• Task description
Write down the listing again exactly as it appears below, without its pictures.
Start of Block
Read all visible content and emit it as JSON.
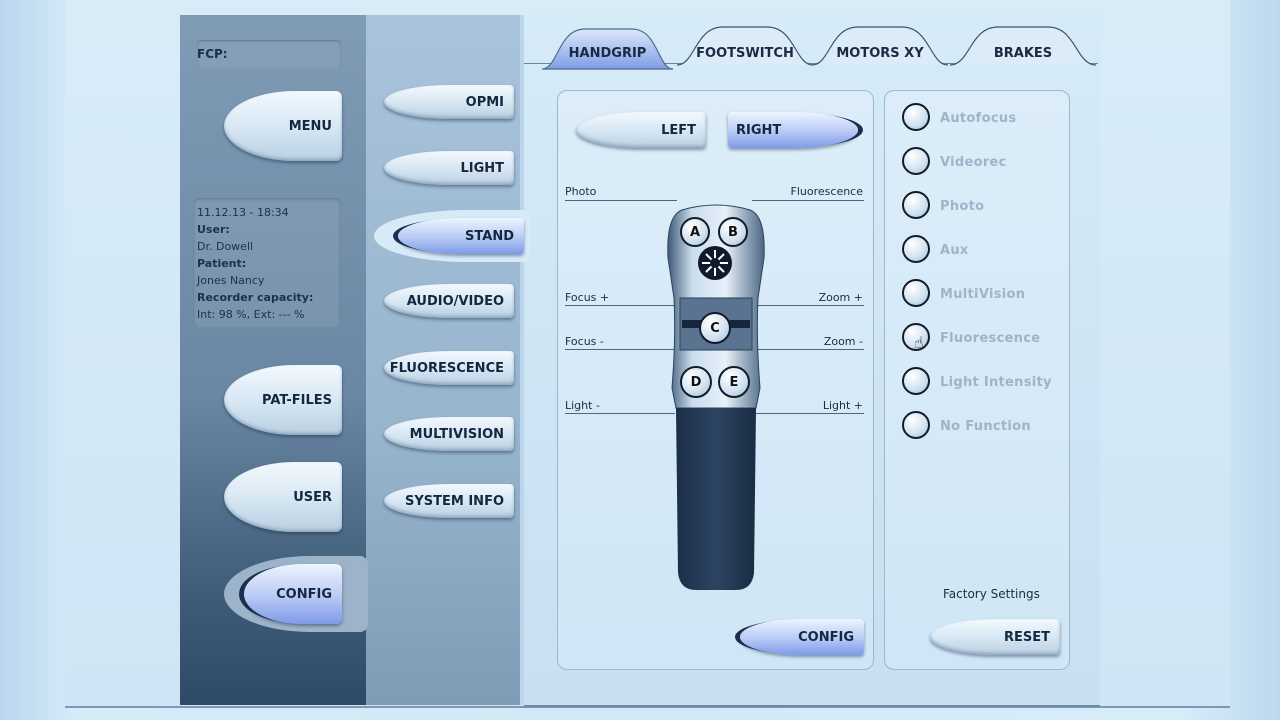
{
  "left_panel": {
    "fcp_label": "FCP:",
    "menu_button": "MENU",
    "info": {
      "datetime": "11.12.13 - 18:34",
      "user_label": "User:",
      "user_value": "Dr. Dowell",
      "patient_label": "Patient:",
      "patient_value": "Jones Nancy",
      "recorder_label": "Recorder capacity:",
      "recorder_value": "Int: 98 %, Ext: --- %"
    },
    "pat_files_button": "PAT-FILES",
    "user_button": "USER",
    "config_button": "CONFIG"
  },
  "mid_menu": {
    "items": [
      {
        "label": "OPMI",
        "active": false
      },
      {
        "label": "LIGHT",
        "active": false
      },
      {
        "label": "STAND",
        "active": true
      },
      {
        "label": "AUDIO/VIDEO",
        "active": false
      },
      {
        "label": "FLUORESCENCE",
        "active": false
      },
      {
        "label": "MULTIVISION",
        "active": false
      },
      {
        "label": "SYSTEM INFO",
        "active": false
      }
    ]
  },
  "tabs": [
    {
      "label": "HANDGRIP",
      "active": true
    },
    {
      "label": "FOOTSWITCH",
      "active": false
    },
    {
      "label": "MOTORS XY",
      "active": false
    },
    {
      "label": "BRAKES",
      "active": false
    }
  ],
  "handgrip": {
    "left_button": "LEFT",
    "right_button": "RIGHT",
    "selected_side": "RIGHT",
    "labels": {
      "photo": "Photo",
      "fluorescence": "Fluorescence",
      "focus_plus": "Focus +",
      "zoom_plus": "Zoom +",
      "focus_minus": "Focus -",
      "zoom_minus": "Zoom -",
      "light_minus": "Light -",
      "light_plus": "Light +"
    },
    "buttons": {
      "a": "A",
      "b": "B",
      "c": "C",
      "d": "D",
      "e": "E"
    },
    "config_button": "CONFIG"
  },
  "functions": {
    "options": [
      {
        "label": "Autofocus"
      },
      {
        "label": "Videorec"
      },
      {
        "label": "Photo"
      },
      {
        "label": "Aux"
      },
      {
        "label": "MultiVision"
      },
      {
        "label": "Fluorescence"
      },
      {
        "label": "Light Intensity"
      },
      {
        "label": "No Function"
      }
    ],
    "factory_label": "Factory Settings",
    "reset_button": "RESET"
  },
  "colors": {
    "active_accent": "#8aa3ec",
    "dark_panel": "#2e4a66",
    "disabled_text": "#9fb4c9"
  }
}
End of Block
• Solution below
Read all visible content and emit it as JSON.
{
  "left_panel": {
    "fcp_label": "FCP:",
    "menu_button": "MENU",
    "info": {
      "datetime": "11.12.13 - 18:34",
      "user_label": "User:",
      "user_value": "Dr. Dowell",
      "patient_label": "Patient:",
      "patient_value": "Jones Nancy",
      "recorder_label": "Recorder capacity:",
      "recorder_value": "Int: 98 %, Ext: --- %"
    },
    "pat_files_button": "PAT-FILES",
    "user_button": "USER",
    "config_button": "CONFIG"
  },
  "mid_menu": {
    "items": [
      {
        "label": "OPMI",
        "active": false
      },
      {
        "label": "LIGHT",
        "active": false
      },
      {
        "label": "STAND",
        "active": true
      },
      {
        "label": "AUDIO/VIDEO",
        "active": false
      },
      {
        "label": "FLUORESCENCE",
        "active": false
      },
      {
        "label": "MULTIVISION",
        "active": false
      },
      {
        "label": "SYSTEM INFO",
        "active": false
      }
    ]
  },
  "tabs": [
    {
      "label": "HANDGRIP",
      "active": true
    },
    {
      "label": "FOOTSWITCH",
      "active": false
    },
    {
      "label": "MOTORS XY",
      "active": false
    },
    {
      "label": "BRAKES",
      "active": false
    }
  ],
  "handgrip": {
    "left_button": "LEFT",
    "right_button": "RIGHT",
    "selected_side": "RIGHT",
    "labels": {
      "photo": "Photo",
      "fluorescence": "Fluorescence",
      "focus_plus": "Focus +",
      "zoom_plus": "Zoom +",
      "focus_minus": "Focus -",
      "zoom_minus": "Zoom -",
      "light_minus": "Light -",
      "light_plus": "Light +"
    },
    "buttons": {
      "a": "A",
      "b": "B",
      "c": "C",
      "d": "D",
      "e": "E"
    },
    "config_button": "CONFIG"
  },
  "functions": {
    "options": [
      {
        "label": "Autofocus"
      },
      {
        "label": "Videorec"
      },
      {
        "label": "Photo"
      },
      {
        "label": "Aux"
      },
      {
        "label": "MultiVision"
      },
      {
        "label": "Fluorescence"
      },
      {
        "label": "Light Intensity"
      },
      {
        "label": "No Function"
      }
    ],
    "factory_label": "Factory Settings",
    "reset_button": "RESET"
  },
  "colors": {
    "active_accent": "#8aa3ec",
    "dark_panel": "#2e4a66",
    "disabled_text": "#9fb4c9"
  }
}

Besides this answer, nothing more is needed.